* **Exercise goal**
Exact reproduction of the listing is required. Pictures are not reproduced.

--- Exercise input ---

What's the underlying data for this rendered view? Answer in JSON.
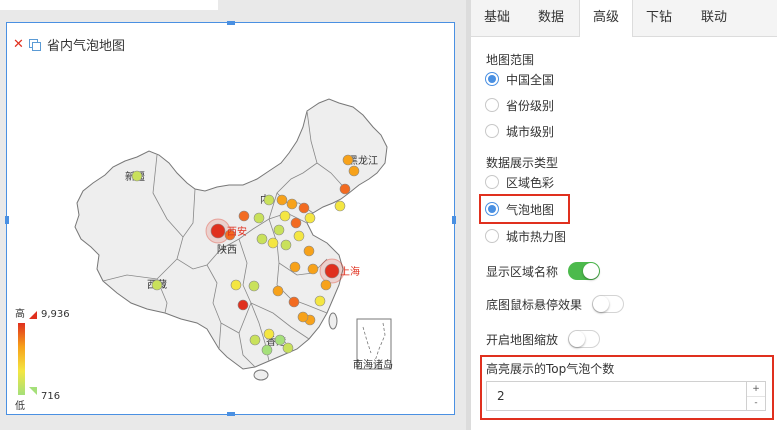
{
  "widget": {
    "title": "省内气泡地图",
    "close_icon": "close-icon",
    "copy_icon": "copy-icon"
  },
  "map": {
    "region_labels": {
      "heilongjiang": "黑龙江",
      "nei": "内",
      "xinjiang": "新疆",
      "xizang": "西藏",
      "shaanxi": "陕西",
      "nanhai": "南海诸岛",
      "hong_kong": "香港"
    },
    "city_labels": {
      "shanghai": "上海",
      "xian": "西安"
    },
    "bubble_colors": [
      "#e0301e",
      "#f26b21",
      "#f7a21a",
      "#f4e642",
      "#c9e15b",
      "#a5e07a"
    ]
  },
  "legend": {
    "high_label": "高",
    "low_label": "低",
    "max_value": "9,936",
    "min_value": "716"
  },
  "panel": {
    "tabs": [
      {
        "label": "基础",
        "active": false
      },
      {
        "label": "数据",
        "active": false
      },
      {
        "label": "高级",
        "active": true
      },
      {
        "label": "下钻",
        "active": false
      },
      {
        "label": "联动",
        "active": false
      }
    ],
    "map_range": {
      "label": "地图范围",
      "options": [
        {
          "label": "中国全国",
          "checked": true
        },
        {
          "label": "省份级别",
          "checked": false
        },
        {
          "label": "城市级别",
          "checked": false
        }
      ]
    },
    "display_type": {
      "label": "数据展示类型",
      "options": [
        {
          "label": "区域色彩",
          "checked": false
        },
        {
          "label": "气泡地图",
          "checked": true
        },
        {
          "label": "城市热力图",
          "checked": false
        }
      ]
    },
    "toggles": [
      {
        "label": "显示区域名称",
        "on": true
      },
      {
        "label": "底图鼠标悬停效果",
        "on": false
      },
      {
        "label": "开启地图缩放",
        "on": false
      }
    ],
    "topn": {
      "label": "高亮展示的Top气泡个数",
      "value": "2",
      "up": "+",
      "down": "-"
    }
  },
  "colors": {
    "accent": "#4a90e2",
    "highlight": "#e0301e",
    "toggle_on": "#4cba4c",
    "map_fill": "#eeeeee",
    "map_stroke": "#777777"
  }
}
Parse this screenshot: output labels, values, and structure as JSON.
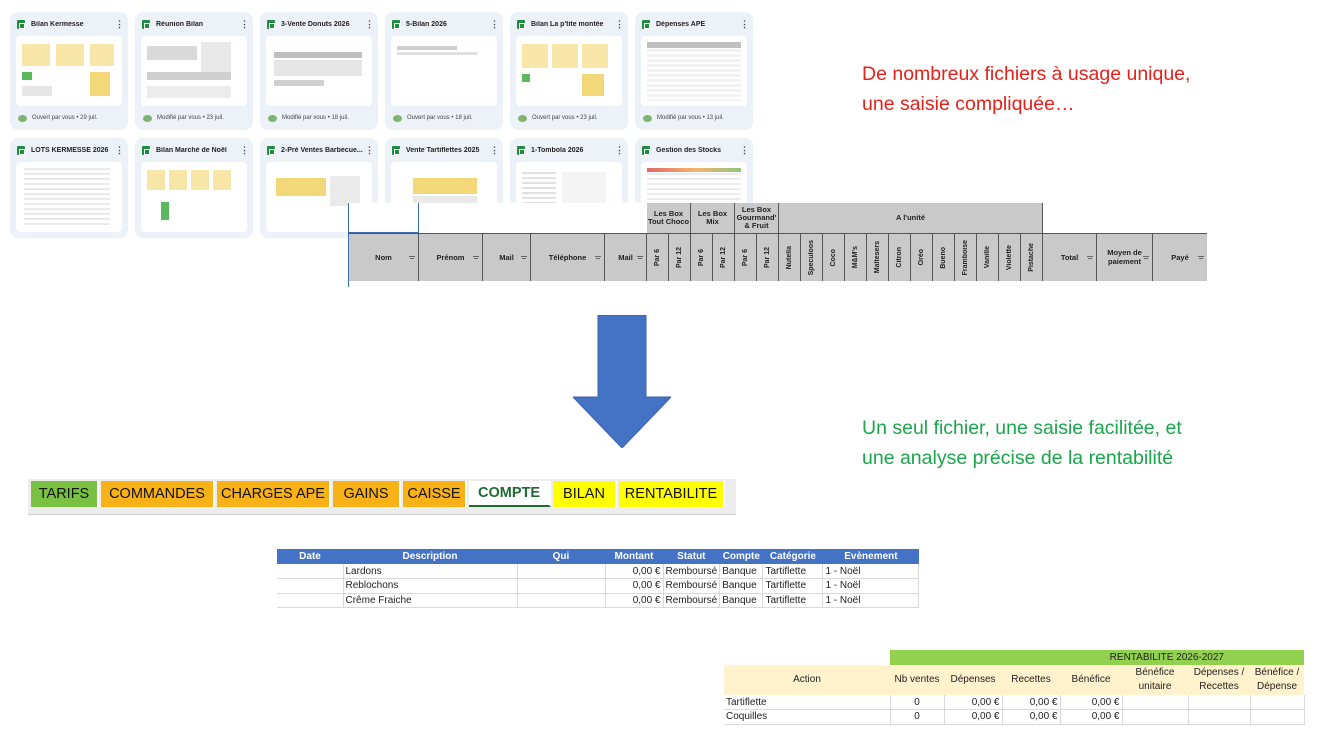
{
  "drive_files": [
    {
      "title": "Bilan Kermesse",
      "meta": "Ouvert par vous • 29 juil."
    },
    {
      "title": "Réunion Bilan",
      "meta": "Modifié par vous • 23 juil."
    },
    {
      "title": "3-Vente Donuts 2026",
      "meta": "Modifié par vous • 18 juil."
    },
    {
      "title": "5-Bilan 2026",
      "meta": "Ouvert par vous • 18 juil."
    },
    {
      "title": "Bilan La p'tite montée",
      "meta": "Ouvert par vous • 23 juil."
    },
    {
      "title": "Dépenses APE",
      "meta": "Modifié par vous • 13 juil."
    },
    {
      "title": "LOTS KERMESSE 2026",
      "meta": ""
    },
    {
      "title": "Bilan Marché de Noël",
      "meta": ""
    },
    {
      "title": "2-Pré Ventes Barbecue...",
      "meta": ""
    },
    {
      "title": "Vente Tartiflettes 2025",
      "meta": ""
    },
    {
      "title": "1-Tombola 2026",
      "meta": ""
    },
    {
      "title": "Gestion des Stocks",
      "meta": ""
    }
  ],
  "order_sheet": {
    "groups": [
      "Les Box Tout Choco",
      "Les Box Mix",
      "Les Box Gourmand' & Fruit",
      "A l'unité"
    ],
    "columns": [
      "Nom",
      "Prénom",
      "Mail",
      "Téléphone",
      "Mail",
      "Par 6",
      "Par 12",
      "Par 6",
      "Par 12",
      "Par 6",
      "Par 12",
      "Nutella",
      "Speculoos",
      "Coco",
      "M&M's",
      "Maltesers",
      "Citron",
      "Oréo",
      "Bueno",
      "Framboise",
      "Vanille",
      "Violette",
      "Pistache",
      "Total",
      "Moyen de paiement",
      "Payé"
    ]
  },
  "captions": {
    "before_line1": "De nombreux fichiers à usage unique,",
    "before_line2": "une saisie compliquée…",
    "after_line1": "Un seul fichier, une saisie facilitée, et",
    "after_line2": "une analyse précise de la rentabilité"
  },
  "tabs": [
    "TARIFS",
    "COMMANDES",
    "CHARGES APE",
    "GAINS",
    "CAISSE",
    "COMPTE",
    "BILAN",
    "RENTABILITE"
  ],
  "compte": {
    "headers": [
      "Date",
      "Description",
      "Qui",
      "Montant",
      "Statut",
      "Compte",
      "Catégorie",
      "Evènement"
    ],
    "rows": [
      [
        "",
        "Lardons",
        "",
        "0,00 €",
        "Remboursé",
        "Banque",
        "Tartiflette",
        "1 - Noël"
      ],
      [
        "",
        "Reblochons",
        "",
        "0,00 €",
        "Remboursé",
        "Banque",
        "Tartiflette",
        "1 - Noël"
      ],
      [
        "",
        "Crême Fraiche",
        "",
        "0,00 €",
        "Remboursé",
        "Banque",
        "Tartiflette",
        "1 - Noël"
      ]
    ]
  },
  "rentabilite": {
    "title": "RENTABILITE 2026-2027",
    "headers": [
      "Action",
      "Nb ventes",
      "Dépenses",
      "Recettes",
      "Bénéfice",
      "Bénéfice unitaire",
      "Dépenses / Recettes",
      "Bénéfice / Dépense"
    ],
    "rows": [
      [
        "Tartiflette",
        "0",
        "0,00 €",
        "0,00 €",
        "0,00 €",
        "",
        "",
        ""
      ],
      [
        "Coquilles",
        "0",
        "0,00 €",
        "0,00 €",
        "0,00 €",
        "",
        "",
        ""
      ]
    ]
  },
  "colors": {
    "tab_green": "#7ac143",
    "tab_orange": "#f8b117",
    "tab_yellow": "#ffff00",
    "table_header_blue": "#4472c4",
    "arrow_blue": "#4472c4",
    "caption_red": "#e8201a",
    "caption_green": "#1aa64a"
  }
}
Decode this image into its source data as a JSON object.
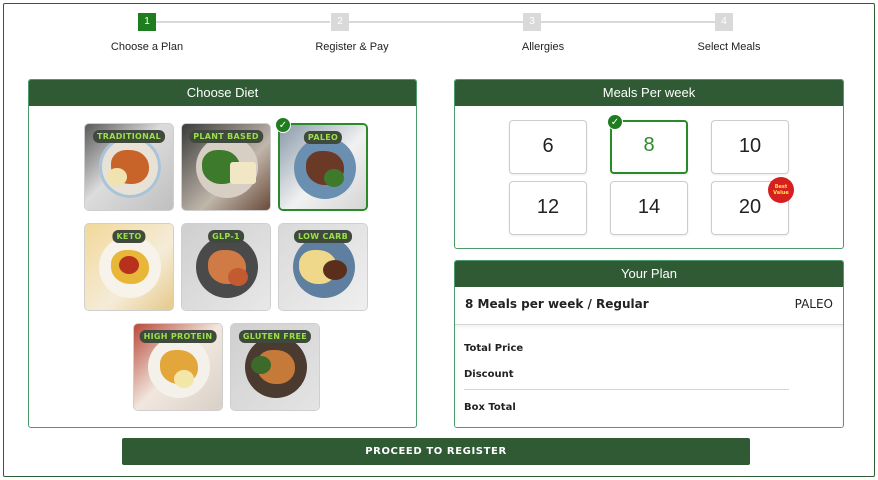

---

* **The completed task**
What's the underlying data for this rendered view? Answer in JSON.
{
  "widget": {
    "title": "省内气泡地图",
    "close_icon": "close-icon",
    "copy_icon": "copy-icon"
  },
  "map": {
    "region_labels": {
      "heilongjiang": "黑龙江",
      "nei": "内",
      "xinjiang": "新疆",
      "xizang": "西藏",
      "shaanxi": "陕西",
      "nanhai": "南海诸岛",
      "hong_kong": "香港"
    },
    "city_labels": {
      "shanghai": "上海",
      "xian": "西安"
    },
    "bubble_colors": [
      "#e0301e",
      "#f26b21",
      "#f7a21a",
      "#f4e642",
      "#c9e15b",
      "#a5e07a"
    ]
  },
  "legend": {
    "high_label": "高",
    "low_label": "低",
    "max_value": "9,936",
    "min_value": "716"
  },
  "panel": {
    "tabs": [
      {
        "label": "基础",
        "active": false
      },
      {
        "label": "数据",
        "active": false
      },
      {
        "label": "高级",
        "active": true
      },
      {
        "label": "下钻",
        "active": false
      },
      {
        "label": "联动",
        "active": false
      }
    ],
    "map_range": {
      "label": "地图范围",
      "options": [
        {
          "label": "中国全国",
          "checked": true
        },
        {
          "label": "省份级别",
          "checked": false
        },
        {
          "label": "城市级别",
          "checked": false
        }
      ]
    },
    "display_type": {
      "label": "数据展示类型",
      "options": [
        {
          "label": "区域色彩",
          "checked": false
        },
        {
          "label": "气泡地图",
          "checked": true
        },
        {
          "label": "城市热力图",
          "checked": false
        }
      ]
    },
    "toggles": [
      {
        "label": "显示区域名称",
        "on": true
      },
      {
        "label": "底图鼠标悬停效果",
        "on": false
      },
      {
        "label": "开启地图缩放",
        "on": false
      }
    ],
    "topn": {
      "label": "高亮展示的Top气泡个数",
      "value": "2",
      "up": "+",
      "down": "-"
    }
  },
  "colors": {
    "accent": "#4a90e2",
    "highlight": "#e0301e",
    "toggle_on": "#4cba4c",
    "map_fill": "#eeeeee",
    "map_stroke": "#777777"
  }
}
Parse this screenshot: output labels, values, and structure as JSON.
{
  "drive_files": [
    {
      "title": "Bilan Kermesse",
      "meta": "Ouvert par vous • 29 juil."
    },
    {
      "title": "Réunion Bilan",
      "meta": "Modifié par vous • 23 juil."
    },
    {
      "title": "3-Vente Donuts 2026",
      "meta": "Modifié par vous • 18 juil."
    },
    {
      "title": "5-Bilan 2026",
      "meta": "Ouvert par vous • 18 juil."
    },
    {
      "title": "Bilan La p'tite montée",
      "meta": "Ouvert par vous • 23 juil."
    },
    {
      "title": "Dépenses APE",
      "meta": "Modifié par vous • 13 juil."
    },
    {
      "title": "LOTS KERMESSE 2026",
      "meta": ""
    },
    {
      "title": "Bilan Marché de Noël",
      "meta": ""
    },
    {
      "title": "2-Pré Ventes Barbecue...",
      "meta": ""
    },
    {
      "title": "Vente Tartiflettes 2025",
      "meta": ""
    },
    {
      "title": "1-Tombola 2026",
      "meta": ""
    },
    {
      "title": "Gestion des Stocks",
      "meta": ""
    }
  ],
  "order_sheet": {
    "groups": [
      "Les Box Tout Choco",
      "Les Box Mix",
      "Les Box Gourmand' & Fruit",
      "A l'unité"
    ],
    "columns": [
      "Nom",
      "Prénom",
      "Mail",
      "Téléphone",
      "Mail",
      "Par 6",
      "Par 12",
      "Par 6",
      "Par 12",
      "Par 6",
      "Par 12",
      "Nutella",
      "Speculoos",
      "Coco",
      "M&M's",
      "Maltesers",
      "Citron",
      "Oréo",
      "Bueno",
      "Framboise",
      "Vanille",
      "Violette",
      "Pistache",
      "Total",
      "Moyen de paiement",
      "Payé"
    ]
  },
  "captions": {
    "before_line1": "De nombreux fichiers à usage unique,",
    "before_line2": "une saisie compliquée…",
    "after_line1": "Un seul fichier, une saisie facilitée, et",
    "after_line2": "une analyse précise de la rentabilité"
  },
  "tabs": [
    "TARIFS",
    "COMMANDES",
    "CHARGES APE",
    "GAINS",
    "CAISSE",
    "COMPTE",
    "BILAN",
    "RENTABILITE"
  ],
  "compte": {
    "headers": [
      "Date",
      "Description",
      "Qui",
      "Montant",
      "Statut",
      "Compte",
      "Catégorie",
      "Evènement"
    ],
    "rows": [
      [
        "",
        "Lardons",
        "",
        "0,00 €",
        "Remboursé",
        "Banque",
        "Tartiflette",
        "1 - Noël"
      ],
      [
        "",
        "Reblochons",
        "",
        "0,00 €",
        "Remboursé",
        "Banque",
        "Tartiflette",
        "1 - Noël"
      ],
      [
        "",
        "Crême Fraiche",
        "",
        "0,00 €",
        "Remboursé",
        "Banque",
        "Tartiflette",
        "1 - Noël"
      ]
    ]
  },
  "rentabilite": {
    "title": "RENTABILITE 2026-2027",
    "headers": [
      "Action",
      "Nb ventes",
      "Dépenses",
      "Recettes",
      "Bénéfice",
      "Bénéfice unitaire",
      "Dépenses / Recettes",
      "Bénéfice / Dépense"
    ],
    "rows": [
      [
        "Tartiflette",
        "0",
        "0,00 €",
        "0,00 €",
        "0,00 €",
        "",
        "",
        ""
      ],
      [
        "Coquilles",
        "0",
        "0,00 €",
        "0,00 €",
        "0,00 €",
        "",
        "",
        ""
      ]
    ]
  },
  "colors": {
    "tab_green": "#7ac143",
    "tab_orange": "#f8b117",
    "tab_yellow": "#ffff00",
    "table_header_blue": "#4472c4",
    "arrow_blue": "#4472c4",
    "caption_red": "#e8201a",
    "caption_green": "#1aa64a"
  }
}
Decode this image into its source data as a JSON object.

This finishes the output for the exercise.